◆ What you need to do
Search the data for "werden". Each line containing it is to be copied.

◆ Collected data entries
=== Begin Enclosure ===

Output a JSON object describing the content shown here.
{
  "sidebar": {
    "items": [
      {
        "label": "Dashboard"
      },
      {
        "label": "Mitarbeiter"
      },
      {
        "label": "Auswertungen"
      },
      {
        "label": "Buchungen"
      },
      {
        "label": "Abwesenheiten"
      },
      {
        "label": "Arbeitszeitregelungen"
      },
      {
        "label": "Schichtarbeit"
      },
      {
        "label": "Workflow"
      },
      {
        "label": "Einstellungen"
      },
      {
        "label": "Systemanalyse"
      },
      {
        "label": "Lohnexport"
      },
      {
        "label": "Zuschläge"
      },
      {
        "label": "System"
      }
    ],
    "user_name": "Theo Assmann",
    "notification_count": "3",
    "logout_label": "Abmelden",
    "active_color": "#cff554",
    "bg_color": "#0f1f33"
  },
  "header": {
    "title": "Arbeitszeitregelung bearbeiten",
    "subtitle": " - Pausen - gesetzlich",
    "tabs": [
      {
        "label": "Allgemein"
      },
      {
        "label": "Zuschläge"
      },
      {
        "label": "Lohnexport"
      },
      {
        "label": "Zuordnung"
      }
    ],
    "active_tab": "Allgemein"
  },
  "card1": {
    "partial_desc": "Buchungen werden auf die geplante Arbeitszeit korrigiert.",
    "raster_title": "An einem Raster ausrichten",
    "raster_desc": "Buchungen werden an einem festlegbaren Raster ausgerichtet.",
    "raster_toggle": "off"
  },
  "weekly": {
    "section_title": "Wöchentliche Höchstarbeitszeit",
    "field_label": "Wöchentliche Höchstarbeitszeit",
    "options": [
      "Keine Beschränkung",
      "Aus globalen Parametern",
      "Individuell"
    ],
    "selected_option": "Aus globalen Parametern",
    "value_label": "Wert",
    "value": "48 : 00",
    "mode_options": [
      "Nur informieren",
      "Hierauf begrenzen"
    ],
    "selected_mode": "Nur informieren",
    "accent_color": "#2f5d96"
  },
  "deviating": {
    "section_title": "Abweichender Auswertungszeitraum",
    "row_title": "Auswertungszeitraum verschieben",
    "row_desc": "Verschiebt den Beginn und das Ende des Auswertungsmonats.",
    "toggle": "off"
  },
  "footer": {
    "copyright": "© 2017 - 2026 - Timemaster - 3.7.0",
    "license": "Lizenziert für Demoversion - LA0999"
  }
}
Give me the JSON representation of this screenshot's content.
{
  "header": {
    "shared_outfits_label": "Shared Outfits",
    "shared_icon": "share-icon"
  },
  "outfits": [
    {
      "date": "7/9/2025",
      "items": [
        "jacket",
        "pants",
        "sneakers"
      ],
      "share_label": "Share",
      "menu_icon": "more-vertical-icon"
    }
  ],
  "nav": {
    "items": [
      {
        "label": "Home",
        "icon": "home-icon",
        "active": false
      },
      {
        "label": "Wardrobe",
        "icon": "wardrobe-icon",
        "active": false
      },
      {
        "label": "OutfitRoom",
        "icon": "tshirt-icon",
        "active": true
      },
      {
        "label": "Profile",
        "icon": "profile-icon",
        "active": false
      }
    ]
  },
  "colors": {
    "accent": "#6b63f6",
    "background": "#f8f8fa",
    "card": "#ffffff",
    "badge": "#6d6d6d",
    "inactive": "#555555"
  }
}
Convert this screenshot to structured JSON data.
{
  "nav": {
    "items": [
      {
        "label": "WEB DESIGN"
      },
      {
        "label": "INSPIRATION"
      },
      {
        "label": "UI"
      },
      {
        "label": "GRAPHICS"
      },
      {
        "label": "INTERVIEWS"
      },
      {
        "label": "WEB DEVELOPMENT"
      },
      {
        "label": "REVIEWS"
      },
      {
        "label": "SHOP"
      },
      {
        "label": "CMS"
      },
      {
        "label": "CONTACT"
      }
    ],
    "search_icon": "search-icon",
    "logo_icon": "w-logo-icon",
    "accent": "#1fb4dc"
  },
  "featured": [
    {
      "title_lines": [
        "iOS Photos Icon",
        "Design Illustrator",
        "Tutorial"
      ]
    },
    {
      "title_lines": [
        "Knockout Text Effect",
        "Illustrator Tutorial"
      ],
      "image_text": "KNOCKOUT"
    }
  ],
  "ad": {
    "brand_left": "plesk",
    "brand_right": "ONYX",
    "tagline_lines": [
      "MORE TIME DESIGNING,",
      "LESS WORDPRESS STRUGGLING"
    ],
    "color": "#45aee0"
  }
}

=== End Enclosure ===

◆ Solution for this exercise
    "partial_desc": "Buchungen werden auf die geplante Arbeitszeit korrigiert.",
    "raster_desc": "Buchungen werden an einem festlegbaren Raster ausgerichtet.",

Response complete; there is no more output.